TASK DETAILS – Read the records and gather each line that includes "Edit".

INFORMATION SHOWN –
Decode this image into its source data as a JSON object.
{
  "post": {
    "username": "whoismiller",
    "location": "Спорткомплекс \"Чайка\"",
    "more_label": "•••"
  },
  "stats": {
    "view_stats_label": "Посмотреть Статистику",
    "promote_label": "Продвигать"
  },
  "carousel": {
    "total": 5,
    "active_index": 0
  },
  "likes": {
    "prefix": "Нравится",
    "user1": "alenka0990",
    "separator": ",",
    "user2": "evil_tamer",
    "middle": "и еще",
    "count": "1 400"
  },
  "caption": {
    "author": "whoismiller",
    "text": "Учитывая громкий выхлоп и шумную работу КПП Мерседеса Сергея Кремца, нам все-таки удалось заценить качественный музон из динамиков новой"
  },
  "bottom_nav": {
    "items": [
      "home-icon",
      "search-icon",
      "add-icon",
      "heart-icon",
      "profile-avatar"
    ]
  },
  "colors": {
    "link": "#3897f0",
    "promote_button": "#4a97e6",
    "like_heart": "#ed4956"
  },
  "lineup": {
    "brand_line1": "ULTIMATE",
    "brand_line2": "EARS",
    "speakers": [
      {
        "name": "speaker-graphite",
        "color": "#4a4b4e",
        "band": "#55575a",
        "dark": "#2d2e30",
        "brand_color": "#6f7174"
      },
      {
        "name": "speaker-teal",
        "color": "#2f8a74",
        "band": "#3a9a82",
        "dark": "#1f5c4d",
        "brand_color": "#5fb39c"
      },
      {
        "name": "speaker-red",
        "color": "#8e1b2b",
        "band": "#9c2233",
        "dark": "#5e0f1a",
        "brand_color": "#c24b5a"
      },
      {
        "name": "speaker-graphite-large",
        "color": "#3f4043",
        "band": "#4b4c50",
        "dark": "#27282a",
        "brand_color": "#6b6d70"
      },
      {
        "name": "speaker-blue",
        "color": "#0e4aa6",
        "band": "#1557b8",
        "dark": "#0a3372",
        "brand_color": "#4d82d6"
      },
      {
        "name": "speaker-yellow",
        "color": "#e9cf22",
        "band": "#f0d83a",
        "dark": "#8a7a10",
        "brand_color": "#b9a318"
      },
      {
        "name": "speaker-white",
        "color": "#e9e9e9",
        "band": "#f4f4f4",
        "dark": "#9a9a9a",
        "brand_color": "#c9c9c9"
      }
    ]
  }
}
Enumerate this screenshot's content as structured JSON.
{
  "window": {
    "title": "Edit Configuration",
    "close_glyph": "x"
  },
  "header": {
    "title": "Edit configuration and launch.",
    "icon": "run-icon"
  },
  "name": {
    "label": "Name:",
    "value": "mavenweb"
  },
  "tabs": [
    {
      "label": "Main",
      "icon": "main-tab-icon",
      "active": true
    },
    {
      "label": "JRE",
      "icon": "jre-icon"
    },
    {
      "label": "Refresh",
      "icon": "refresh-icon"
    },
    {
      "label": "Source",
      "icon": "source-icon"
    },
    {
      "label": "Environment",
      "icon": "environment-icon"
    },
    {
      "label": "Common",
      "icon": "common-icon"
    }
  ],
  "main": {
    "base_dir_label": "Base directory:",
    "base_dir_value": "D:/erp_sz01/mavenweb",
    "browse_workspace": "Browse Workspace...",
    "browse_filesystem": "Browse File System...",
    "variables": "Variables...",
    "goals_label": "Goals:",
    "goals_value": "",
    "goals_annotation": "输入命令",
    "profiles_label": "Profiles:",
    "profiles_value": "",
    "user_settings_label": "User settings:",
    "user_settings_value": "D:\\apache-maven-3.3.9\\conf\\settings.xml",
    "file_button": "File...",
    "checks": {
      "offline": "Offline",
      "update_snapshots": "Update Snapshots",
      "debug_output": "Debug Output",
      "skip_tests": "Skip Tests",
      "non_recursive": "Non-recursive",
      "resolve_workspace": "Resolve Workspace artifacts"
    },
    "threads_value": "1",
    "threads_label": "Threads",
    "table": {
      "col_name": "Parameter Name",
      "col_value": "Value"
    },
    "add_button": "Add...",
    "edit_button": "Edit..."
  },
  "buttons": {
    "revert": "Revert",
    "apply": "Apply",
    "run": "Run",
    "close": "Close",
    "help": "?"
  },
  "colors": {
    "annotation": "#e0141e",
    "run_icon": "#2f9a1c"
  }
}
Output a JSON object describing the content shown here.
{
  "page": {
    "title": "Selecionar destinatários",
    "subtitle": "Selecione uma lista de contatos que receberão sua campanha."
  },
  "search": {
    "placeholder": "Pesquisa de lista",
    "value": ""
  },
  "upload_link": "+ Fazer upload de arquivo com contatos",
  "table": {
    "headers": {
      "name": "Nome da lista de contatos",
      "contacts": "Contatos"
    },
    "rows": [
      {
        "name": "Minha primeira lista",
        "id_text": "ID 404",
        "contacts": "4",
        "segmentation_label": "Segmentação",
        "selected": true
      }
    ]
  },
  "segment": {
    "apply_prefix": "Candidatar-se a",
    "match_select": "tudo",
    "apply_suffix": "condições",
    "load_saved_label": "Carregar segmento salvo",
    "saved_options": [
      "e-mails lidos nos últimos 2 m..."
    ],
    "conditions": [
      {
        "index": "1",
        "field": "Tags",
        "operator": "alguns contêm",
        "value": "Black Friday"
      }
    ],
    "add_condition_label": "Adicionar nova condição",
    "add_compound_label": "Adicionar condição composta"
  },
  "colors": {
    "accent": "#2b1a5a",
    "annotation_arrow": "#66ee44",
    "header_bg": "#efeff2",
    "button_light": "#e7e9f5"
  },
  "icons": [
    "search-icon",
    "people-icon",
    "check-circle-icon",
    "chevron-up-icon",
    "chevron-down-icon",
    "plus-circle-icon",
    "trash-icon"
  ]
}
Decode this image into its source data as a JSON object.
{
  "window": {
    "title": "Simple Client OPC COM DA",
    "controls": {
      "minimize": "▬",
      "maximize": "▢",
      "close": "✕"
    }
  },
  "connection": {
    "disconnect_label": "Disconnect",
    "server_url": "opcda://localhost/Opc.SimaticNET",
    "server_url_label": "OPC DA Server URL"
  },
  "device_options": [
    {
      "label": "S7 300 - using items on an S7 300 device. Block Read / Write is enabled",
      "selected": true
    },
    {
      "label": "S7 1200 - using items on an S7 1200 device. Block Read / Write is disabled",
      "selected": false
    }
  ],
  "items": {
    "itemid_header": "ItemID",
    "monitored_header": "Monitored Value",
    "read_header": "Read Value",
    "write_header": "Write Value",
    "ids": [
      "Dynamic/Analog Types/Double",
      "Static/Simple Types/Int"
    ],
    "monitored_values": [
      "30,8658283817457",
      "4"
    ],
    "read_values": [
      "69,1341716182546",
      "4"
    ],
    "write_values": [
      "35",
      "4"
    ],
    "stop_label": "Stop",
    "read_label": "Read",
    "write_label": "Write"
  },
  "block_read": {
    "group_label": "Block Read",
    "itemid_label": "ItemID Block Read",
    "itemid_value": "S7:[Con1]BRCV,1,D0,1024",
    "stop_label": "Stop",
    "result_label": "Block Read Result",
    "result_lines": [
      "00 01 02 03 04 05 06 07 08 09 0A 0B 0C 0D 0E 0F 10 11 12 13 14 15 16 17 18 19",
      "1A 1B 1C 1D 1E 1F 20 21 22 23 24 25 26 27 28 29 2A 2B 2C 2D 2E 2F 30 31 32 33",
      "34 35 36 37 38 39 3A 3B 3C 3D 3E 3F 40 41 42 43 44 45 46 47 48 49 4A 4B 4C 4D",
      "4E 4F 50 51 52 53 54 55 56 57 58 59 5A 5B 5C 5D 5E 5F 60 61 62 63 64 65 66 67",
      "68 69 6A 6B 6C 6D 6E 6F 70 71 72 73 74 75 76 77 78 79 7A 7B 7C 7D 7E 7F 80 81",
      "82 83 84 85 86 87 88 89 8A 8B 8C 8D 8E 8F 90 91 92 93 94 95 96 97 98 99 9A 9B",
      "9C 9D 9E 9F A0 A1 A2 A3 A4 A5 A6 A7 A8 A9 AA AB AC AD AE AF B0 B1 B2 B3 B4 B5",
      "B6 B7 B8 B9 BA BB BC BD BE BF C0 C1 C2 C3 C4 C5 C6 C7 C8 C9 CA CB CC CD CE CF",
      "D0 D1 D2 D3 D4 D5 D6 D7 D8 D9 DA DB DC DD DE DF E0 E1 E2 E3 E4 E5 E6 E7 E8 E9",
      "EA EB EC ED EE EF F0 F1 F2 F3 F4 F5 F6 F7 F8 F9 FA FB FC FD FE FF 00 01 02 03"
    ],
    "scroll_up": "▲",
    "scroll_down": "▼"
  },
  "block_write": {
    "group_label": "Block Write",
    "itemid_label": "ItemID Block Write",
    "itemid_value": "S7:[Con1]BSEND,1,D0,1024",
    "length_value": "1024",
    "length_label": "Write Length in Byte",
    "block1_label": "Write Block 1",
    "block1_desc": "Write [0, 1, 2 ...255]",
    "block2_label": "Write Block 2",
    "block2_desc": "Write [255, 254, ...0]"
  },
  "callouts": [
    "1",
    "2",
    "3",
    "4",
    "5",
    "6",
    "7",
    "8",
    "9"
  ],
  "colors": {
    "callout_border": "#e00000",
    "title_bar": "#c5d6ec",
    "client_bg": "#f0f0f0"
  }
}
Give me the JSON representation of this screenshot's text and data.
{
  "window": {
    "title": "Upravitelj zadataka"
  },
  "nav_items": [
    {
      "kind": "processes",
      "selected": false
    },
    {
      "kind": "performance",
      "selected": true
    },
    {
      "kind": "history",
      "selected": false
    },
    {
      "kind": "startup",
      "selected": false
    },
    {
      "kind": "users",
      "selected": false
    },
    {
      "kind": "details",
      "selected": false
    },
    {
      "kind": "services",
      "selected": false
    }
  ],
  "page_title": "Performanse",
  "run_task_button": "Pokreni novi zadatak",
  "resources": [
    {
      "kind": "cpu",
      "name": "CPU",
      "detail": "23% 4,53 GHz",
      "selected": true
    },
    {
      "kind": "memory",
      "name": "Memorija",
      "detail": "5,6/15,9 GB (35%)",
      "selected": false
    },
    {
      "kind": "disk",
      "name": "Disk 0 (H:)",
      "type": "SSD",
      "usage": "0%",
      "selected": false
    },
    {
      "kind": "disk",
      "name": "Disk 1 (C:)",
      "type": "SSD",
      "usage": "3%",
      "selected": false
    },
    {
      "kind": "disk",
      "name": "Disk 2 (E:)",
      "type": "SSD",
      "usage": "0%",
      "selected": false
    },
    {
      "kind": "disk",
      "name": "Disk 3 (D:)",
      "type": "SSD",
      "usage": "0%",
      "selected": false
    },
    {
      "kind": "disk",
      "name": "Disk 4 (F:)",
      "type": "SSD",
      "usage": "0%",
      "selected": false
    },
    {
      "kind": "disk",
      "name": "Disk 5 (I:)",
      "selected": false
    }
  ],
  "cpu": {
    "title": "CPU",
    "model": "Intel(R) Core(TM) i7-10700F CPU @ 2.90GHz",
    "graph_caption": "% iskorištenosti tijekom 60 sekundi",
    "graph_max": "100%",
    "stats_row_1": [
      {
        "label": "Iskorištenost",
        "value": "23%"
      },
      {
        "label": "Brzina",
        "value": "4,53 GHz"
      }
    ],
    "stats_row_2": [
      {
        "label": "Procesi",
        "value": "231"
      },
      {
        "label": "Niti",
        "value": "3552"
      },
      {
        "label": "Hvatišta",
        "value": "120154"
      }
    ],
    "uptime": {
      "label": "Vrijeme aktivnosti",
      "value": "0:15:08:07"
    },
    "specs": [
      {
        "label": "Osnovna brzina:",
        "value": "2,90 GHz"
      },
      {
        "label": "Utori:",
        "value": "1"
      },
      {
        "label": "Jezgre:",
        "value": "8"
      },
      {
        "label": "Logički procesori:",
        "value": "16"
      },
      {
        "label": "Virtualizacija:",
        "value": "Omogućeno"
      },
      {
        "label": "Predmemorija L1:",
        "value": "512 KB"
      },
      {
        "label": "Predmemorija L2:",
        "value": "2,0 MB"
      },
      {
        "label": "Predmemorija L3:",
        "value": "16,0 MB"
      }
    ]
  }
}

TASK RESULT –
    "title": "Edit Configuration",
    "title": "Edit configuration and launch.",
    "edit_button": "Edit..."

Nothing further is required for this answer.